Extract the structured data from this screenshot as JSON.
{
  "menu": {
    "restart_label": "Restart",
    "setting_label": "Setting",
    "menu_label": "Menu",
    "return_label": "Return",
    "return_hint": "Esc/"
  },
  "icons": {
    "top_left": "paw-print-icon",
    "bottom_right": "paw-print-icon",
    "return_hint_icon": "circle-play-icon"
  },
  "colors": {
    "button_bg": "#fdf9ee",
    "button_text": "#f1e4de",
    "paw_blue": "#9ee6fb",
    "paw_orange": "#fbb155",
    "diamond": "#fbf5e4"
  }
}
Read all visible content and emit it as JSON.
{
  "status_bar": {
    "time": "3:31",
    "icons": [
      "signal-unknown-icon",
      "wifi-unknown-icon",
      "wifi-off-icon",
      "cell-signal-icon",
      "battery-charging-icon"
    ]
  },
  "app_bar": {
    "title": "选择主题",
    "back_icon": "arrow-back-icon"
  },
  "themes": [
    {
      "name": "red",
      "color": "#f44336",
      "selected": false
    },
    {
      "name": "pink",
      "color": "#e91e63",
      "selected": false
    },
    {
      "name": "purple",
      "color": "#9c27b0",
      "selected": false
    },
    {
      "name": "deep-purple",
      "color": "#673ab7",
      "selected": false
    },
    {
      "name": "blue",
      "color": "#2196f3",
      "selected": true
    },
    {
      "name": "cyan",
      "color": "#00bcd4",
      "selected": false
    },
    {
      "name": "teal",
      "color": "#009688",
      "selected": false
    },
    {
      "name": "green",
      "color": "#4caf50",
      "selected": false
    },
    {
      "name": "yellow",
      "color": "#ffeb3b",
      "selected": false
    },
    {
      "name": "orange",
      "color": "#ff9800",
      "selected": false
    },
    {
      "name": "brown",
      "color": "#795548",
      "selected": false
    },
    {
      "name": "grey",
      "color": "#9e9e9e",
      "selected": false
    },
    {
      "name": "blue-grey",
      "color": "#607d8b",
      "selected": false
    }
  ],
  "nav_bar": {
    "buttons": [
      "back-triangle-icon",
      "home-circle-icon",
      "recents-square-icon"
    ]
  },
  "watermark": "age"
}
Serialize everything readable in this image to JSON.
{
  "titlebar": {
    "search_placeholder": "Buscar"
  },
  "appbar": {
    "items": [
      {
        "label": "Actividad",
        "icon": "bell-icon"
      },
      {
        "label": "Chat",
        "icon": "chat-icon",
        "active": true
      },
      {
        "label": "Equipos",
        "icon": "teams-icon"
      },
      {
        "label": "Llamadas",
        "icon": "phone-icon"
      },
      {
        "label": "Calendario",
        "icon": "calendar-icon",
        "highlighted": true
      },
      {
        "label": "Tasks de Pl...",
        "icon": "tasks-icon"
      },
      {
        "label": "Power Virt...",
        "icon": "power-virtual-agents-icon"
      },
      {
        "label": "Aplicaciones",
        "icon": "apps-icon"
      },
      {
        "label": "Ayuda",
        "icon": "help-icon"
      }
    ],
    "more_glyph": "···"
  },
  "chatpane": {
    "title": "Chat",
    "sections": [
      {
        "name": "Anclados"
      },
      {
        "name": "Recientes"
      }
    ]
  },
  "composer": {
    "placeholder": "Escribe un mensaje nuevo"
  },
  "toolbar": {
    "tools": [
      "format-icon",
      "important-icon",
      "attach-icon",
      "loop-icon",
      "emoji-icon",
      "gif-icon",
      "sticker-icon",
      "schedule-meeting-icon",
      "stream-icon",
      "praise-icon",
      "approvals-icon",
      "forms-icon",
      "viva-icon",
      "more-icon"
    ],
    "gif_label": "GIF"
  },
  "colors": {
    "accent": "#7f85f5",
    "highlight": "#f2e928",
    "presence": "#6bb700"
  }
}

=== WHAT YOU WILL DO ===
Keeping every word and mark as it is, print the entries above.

=== RESPONSE BELOW ===
Extract the structured data from this screenshot as JSON.
{
  "menu": {
    "restart_label": "Restart",
    "setting_label": "Setting",
    "menu_label": "Menu",
    "return_label": "Return",
    "return_hint": "Esc/"
  },
  "icons": {
    "top_left": "paw-print-icon",
    "bottom_right": "paw-print-icon",
    "return_hint_icon": "circle-play-icon"
  },
  "colors": {
    "button_bg": "#fdf9ee",
    "button_text": "#f1e4de",
    "paw_blue": "#9ee6fb",
    "paw_orange": "#fbb155",
    "diamond": "#fbf5e4"
  }
}
Read all visible content and emit it as JSON.
{
  "status_bar": {
    "time": "3:31",
    "icons": [
      "signal-unknown-icon",
      "wifi-unknown-icon",
      "wifi-off-icon",
      "cell-signal-icon",
      "battery-charging-icon"
    ]
  },
  "app_bar": {
    "title": "选择主题",
    "back_icon": "arrow-back-icon"
  },
  "themes": [
    {
      "name": "red",
      "color": "#f44336",
      "selected": false
    },
    {
      "name": "pink",
      "color": "#e91e63",
      "selected": false
    },
    {
      "name": "purple",
      "color": "#9c27b0",
      "selected": false
    },
    {
      "name": "deep-purple",
      "color": "#673ab7",
      "selected": false
    },
    {
      "name": "blue",
      "color": "#2196f3",
      "selected": true
    },
    {
      "name": "cyan",
      "color": "#00bcd4",
      "selected": false
    },
    {
      "name": "teal",
      "color": "#009688",
      "selected": false
    },
    {
      "name": "green",
      "color": "#4caf50",
      "selected": false
    },
    {
      "name": "yellow",
      "color": "#ffeb3b",
      "selected": false
    },
    {
      "name": "orange",
      "color": "#ff9800",
      "selected": false
    },
    {
      "name": "brown",
      "color": "#795548",
      "selected": false
    },
    {
      "name": "grey",
      "color": "#9e9e9e",
      "selected": false
    },
    {
      "name": "blue-grey",
      "color": "#607d8b",
      "selected": false
    }
  ],
  "nav_bar": {
    "buttons": [
      "back-triangle-icon",
      "home-circle-icon",
      "recents-square-icon"
    ]
  },
  "watermark": "age"
}
Serialize everything readable in this image to JSON.
{
  "titlebar": {
    "search_placeholder": "Buscar"
  },
  "appbar": {
    "items": [
      {
        "label": "Actividad",
        "icon": "bell-icon"
      },
      {
        "label": "Chat",
        "icon": "chat-icon",
        "active": true
      },
      {
        "label": "Equipos",
        "icon": "teams-icon"
      },
      {
        "label": "Llamadas",
        "icon": "phone-icon"
      },
      {
        "label": "Calendario",
        "icon": "calendar-icon",
        "highlighted": true
      },
      {
        "label": "Tasks de Pl...",
        "icon": "tasks-icon"
      },
      {
        "label": "Power Virt...",
        "icon": "power-virtual-agents-icon"
      },
      {
        "label": "Aplicaciones",
        "icon": "apps-icon"
      },
      {
        "label": "Ayuda",
        "icon": "help-icon"
      }
    ],
    "more_glyph": "···"
  },
  "chatpane": {
    "title": "Chat",
    "sections": [
      {
        "name": "Anclados"
      },
      {
        "name": "Recientes"
      }
    ]
  },
  "composer": {
    "placeholder": "Escribe un mensaje nuevo"
  },
  "toolbar": {
    "tools": [
      "format-icon",
      "important-icon",
      "attach-icon",
      "loop-icon",
      "emoji-icon",
      "gif-icon",
      "sticker-icon",
      "schedule-meeting-icon",
      "stream-icon",
      "praise-icon",
      "approvals-icon",
      "forms-icon",
      "viva-icon",
      "more-icon"
    ],
    "gif_label": "GIF"
  },
  "colors": {
    "accent": "#7f85f5",
    "highlight": "#f2e928",
    "presence": "#6bb700"
  }
}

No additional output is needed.